- To practice plotting longitude and latitude landing sites on a map of Earth. To draw conclusions about the Earth based on information gathered by simulated probes.
- Study sheet
Teacher Background Information
- Scientists base some of what they know about other worlds upon the information gathered by probes which have landed on those worlds. The landing coordinates used in the exercise are those of the different lunar landings.
- Review with the students how to find latitude and longitude on a map.
- Have students plot the landing points given on the study sheet.
- What might a person gathering information at these landing sites conclude about the Earth? What does this say about data collection? About making generalizations?

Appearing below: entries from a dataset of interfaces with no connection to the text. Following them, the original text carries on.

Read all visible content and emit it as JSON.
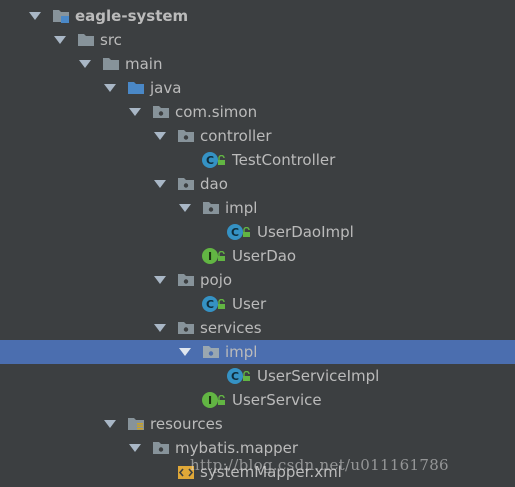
{
  "project_tree": {
    "rows": [
      {
        "label": "eagle-system",
        "kind": "module",
        "expanded": true,
        "selected": false
      },
      {
        "label": "src",
        "kind": "folder",
        "expanded": true,
        "selected": false
      },
      {
        "label": "main",
        "kind": "folder",
        "expanded": true,
        "selected": false
      },
      {
        "label": "java",
        "kind": "source-folder",
        "expanded": true,
        "selected": false
      },
      {
        "label": "com.simon",
        "kind": "package",
        "expanded": true,
        "selected": false
      },
      {
        "label": "controller",
        "kind": "package",
        "expanded": true,
        "selected": false
      },
      {
        "label": "TestController",
        "kind": "class",
        "selected": false
      },
      {
        "label": "dao",
        "kind": "package",
        "expanded": true,
        "selected": false
      },
      {
        "label": "impl",
        "kind": "package",
        "expanded": true,
        "selected": false
      },
      {
        "label": "UserDaoImpl",
        "kind": "class",
        "selected": false
      },
      {
        "label": "UserDao",
        "kind": "interface",
        "selected": false
      },
      {
        "label": "pojo",
        "kind": "package",
        "expanded": true,
        "selected": false
      },
      {
        "label": "User",
        "kind": "class",
        "selected": false
      },
      {
        "label": "services",
        "kind": "package",
        "expanded": true,
        "selected": false
      },
      {
        "label": "impl",
        "kind": "package",
        "expanded": true,
        "selected": true
      },
      {
        "label": "UserServiceImpl",
        "kind": "class",
        "selected": false
      },
      {
        "label": "UserService",
        "kind": "interface",
        "selected": false
      },
      {
        "label": "resources",
        "kind": "resources-folder",
        "expanded": true,
        "selected": false
      },
      {
        "label": "mybatis.mapper",
        "kind": "package",
        "expanded": true,
        "selected": false
      },
      {
        "label": "systemMapper.xml",
        "kind": "xml-file",
        "selected": false
      }
    ],
    "class_badge": "C",
    "interface_badge": "I"
  },
  "watermark": "http://blog.csdn.net/u011161786",
  "colors": {
    "background": "#3c3f41",
    "selection": "#4b6eaf",
    "text": "#bbbbbb",
    "class_icon": "#3592c4",
    "interface_icon": "#62b543",
    "folder": "#87939a",
    "source_folder": "#4a88c7"
  }
}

Using the ceiling in your classroom as the "map" (if you have a grid suspended ceiling) plot longitude and latitude lines overhead. Decide, with your students, which meridian line will be the Prime Meridian and which parallel will be the Equator. Mark them as 0 degree and then plot the meridians and parallels on either side on degrees of your choice. You can use construction paper numbers stapled to a suspended ceiling or hung from it, whatever seems to work the best. After the ceiling as been given its grid system, have students plot the coordinates where they sit, where the desk is, where various objects in the room are located. If the coordinates were given to an extra terrestrial to probe for a good idea of what your classroom was like, what coordinates and how many would have to be given? Talk about the need again, for sufficient data both in amount of sample as well as in variety of sample.
Assume that the martians have sent space probes to earth. The landing site coordinates are:
- 22°N 48°W
- 44°N 10°W
- 20°N 108°W
- 46°N 110°W
- 46°N 150°E
- 7°N 43°W
- 5°S 5°W
World Coverage Map Outline
From the results of these probes, what would be the conclusions about the planet earth? Would this be an accurate accurate representation?
What does this tell you about collecting data?